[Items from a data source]
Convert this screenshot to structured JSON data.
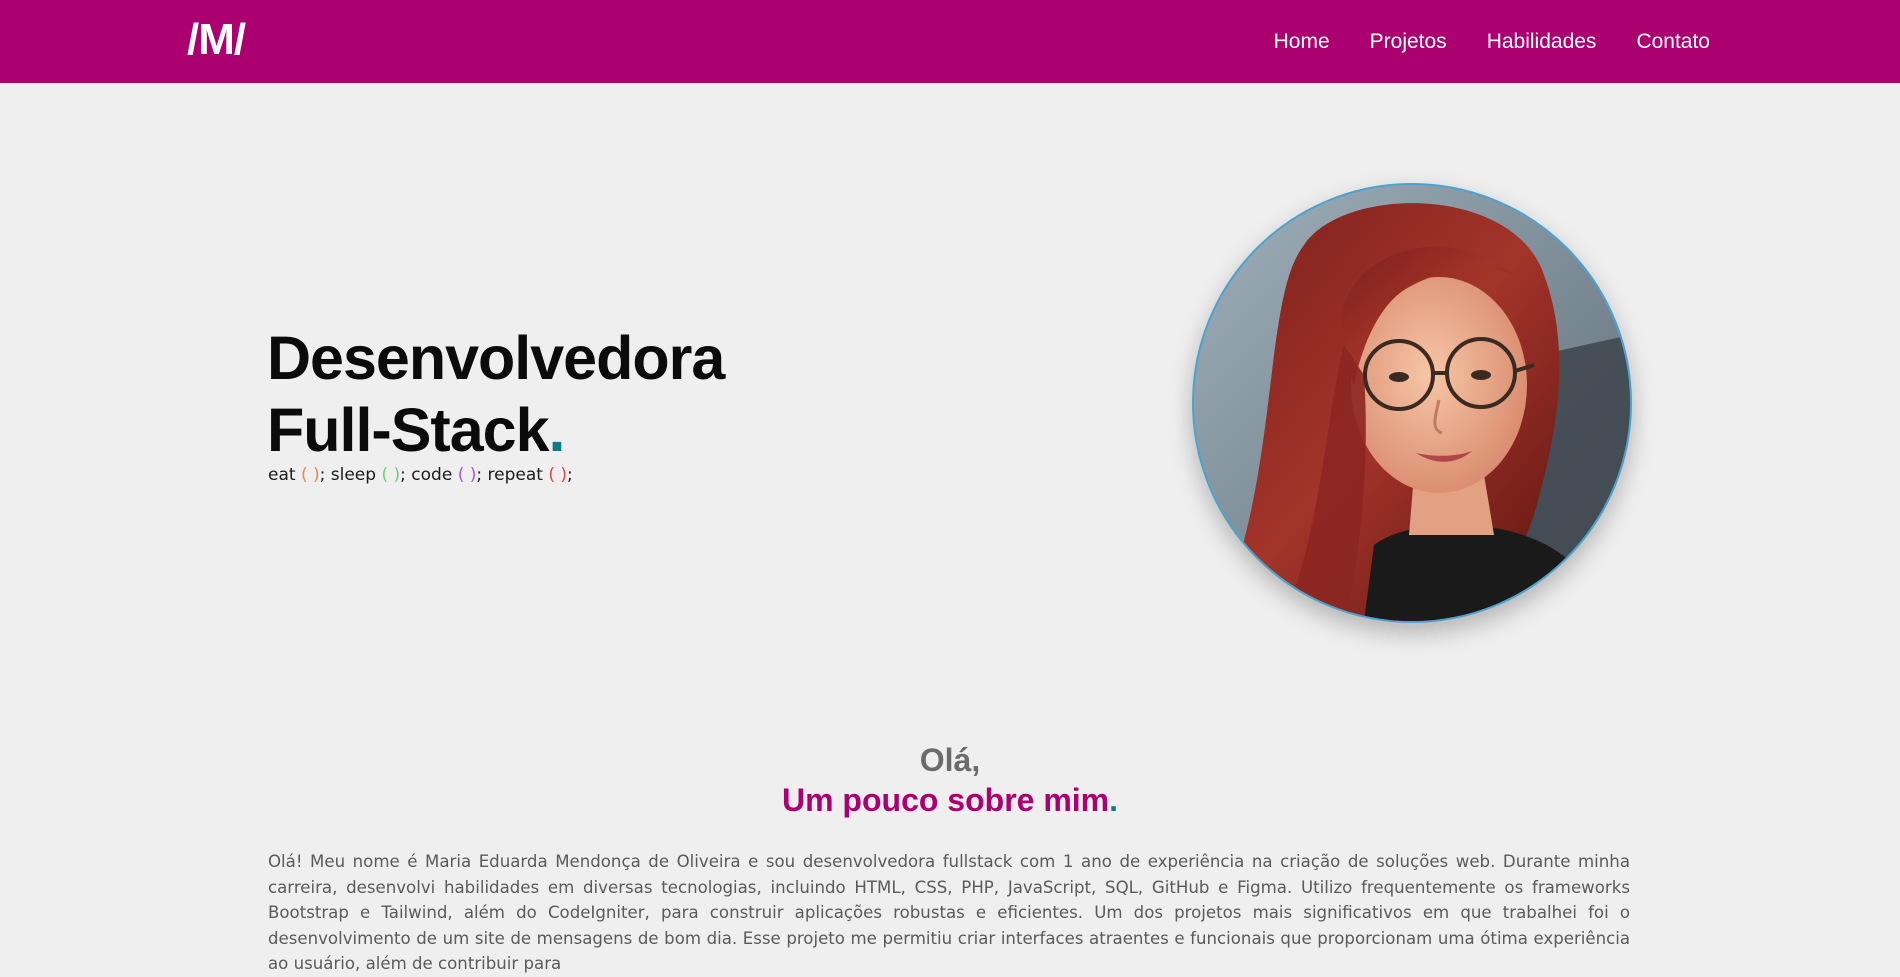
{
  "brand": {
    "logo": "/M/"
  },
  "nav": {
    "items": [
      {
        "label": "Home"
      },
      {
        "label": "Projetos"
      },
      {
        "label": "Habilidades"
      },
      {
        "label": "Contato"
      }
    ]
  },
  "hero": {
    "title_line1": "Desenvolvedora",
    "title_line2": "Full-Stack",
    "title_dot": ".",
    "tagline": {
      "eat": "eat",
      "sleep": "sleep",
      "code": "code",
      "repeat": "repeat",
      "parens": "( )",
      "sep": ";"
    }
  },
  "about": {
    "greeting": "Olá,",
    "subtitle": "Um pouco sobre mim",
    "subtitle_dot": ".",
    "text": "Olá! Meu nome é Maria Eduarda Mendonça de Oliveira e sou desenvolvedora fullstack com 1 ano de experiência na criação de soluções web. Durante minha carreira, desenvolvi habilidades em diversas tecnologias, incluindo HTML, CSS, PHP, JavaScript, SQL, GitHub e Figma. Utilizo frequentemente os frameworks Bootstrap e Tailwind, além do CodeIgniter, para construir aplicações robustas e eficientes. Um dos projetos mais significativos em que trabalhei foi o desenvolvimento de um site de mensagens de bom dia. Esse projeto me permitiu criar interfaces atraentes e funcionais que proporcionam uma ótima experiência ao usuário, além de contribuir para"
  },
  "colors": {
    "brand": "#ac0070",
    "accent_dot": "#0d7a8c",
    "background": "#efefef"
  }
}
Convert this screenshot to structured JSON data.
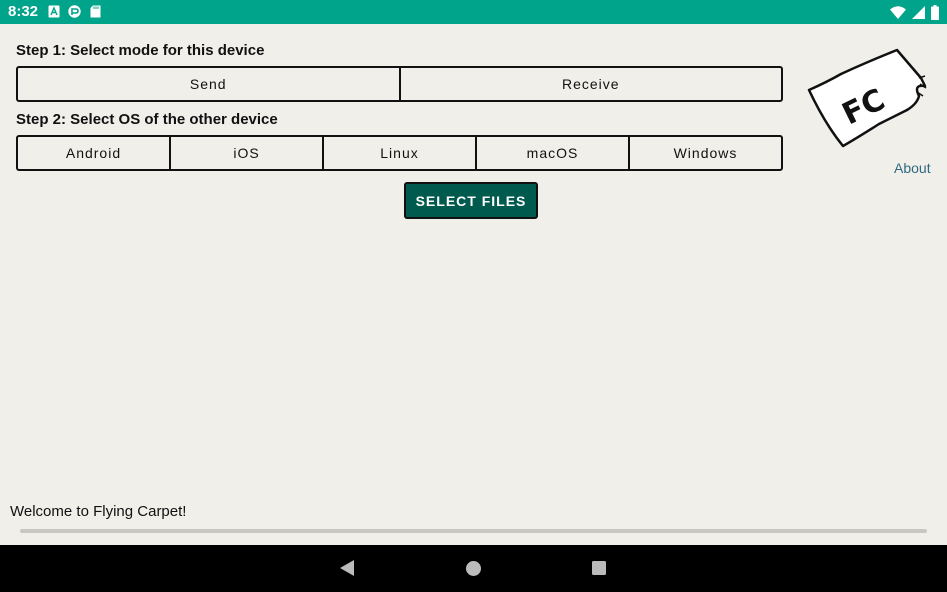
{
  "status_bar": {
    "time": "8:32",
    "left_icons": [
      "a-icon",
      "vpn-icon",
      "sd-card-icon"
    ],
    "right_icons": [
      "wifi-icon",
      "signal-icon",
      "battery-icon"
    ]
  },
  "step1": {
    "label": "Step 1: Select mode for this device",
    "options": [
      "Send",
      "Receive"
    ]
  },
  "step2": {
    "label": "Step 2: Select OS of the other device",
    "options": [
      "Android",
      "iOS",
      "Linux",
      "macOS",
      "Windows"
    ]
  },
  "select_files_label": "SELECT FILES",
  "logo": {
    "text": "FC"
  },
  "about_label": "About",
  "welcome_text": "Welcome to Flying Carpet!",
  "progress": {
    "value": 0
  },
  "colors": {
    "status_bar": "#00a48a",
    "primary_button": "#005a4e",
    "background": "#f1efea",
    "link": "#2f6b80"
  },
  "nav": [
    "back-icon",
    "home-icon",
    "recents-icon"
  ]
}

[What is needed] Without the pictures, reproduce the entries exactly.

[Result]
Convert this screenshot to structured JSON data.
{
  "brand": {
    "logo": "/M/"
  },
  "nav": {
    "items": [
      {
        "label": "Home"
      },
      {
        "label": "Projetos"
      },
      {
        "label": "Habilidades"
      },
      {
        "label": "Contato"
      }
    ]
  },
  "hero": {
    "title_line1": "Desenvolvedora",
    "title_line2": "Full-Stack",
    "title_dot": ".",
    "tagline": {
      "eat": "eat",
      "sleep": "sleep",
      "code": "code",
      "repeat": "repeat",
      "parens": "( )",
      "sep": ";"
    }
  },
  "about": {
    "greeting": "Olá,",
    "subtitle": "Um pouco sobre mim",
    "subtitle_dot": ".",
    "text": "Olá! Meu nome é Maria Eduarda Mendonça de Oliveira e sou desenvolvedora fullstack com 1 ano de experiência na criação de soluções web. Durante minha carreira, desenvolvi habilidades em diversas tecnologias, incluindo HTML, CSS, PHP, JavaScript, SQL, GitHub e Figma. Utilizo frequentemente os frameworks Bootstrap e Tailwind, além do CodeIgniter, para construir aplicações robustas e eficientes. Um dos projetos mais significativos em que trabalhei foi o desenvolvimento de um site de mensagens de bom dia. Esse projeto me permitiu criar interfaces atraentes e funcionais que proporcionam uma ótima experiência ao usuário, além de contribuir para"
  },
  "colors": {
    "brand": "#ac0070",
    "accent_dot": "#0d7a8c",
    "background": "#efefef"
  }
}
Convert this screenshot to structured JSON data.
{
  "status_bar": {
    "time": "8:32",
    "left_icons": [
      "a-icon",
      "vpn-icon",
      "sd-card-icon"
    ],
    "right_icons": [
      "wifi-icon",
      "signal-icon",
      "battery-icon"
    ]
  },
  "step1": {
    "label": "Step 1: Select mode for this device",
    "options": [
      "Send",
      "Receive"
    ]
  },
  "step2": {
    "label": "Step 2: Select OS of the other device",
    "options": [
      "Android",
      "iOS",
      "Linux",
      "macOS",
      "Windows"
    ]
  },
  "select_files_label": "SELECT FILES",
  "logo": {
    "text": "FC"
  },
  "about_label": "About",
  "welcome_text": "Welcome to Flying Carpet!",
  "progress": {
    "value": 0
  },
  "colors": {
    "status_bar": "#00a48a",
    "primary_button": "#005a4e",
    "background": "#f1efea",
    "link": "#2f6b80"
  },
  "nav": [
    "back-icon",
    "home-icon",
    "recents-icon"
  ]
}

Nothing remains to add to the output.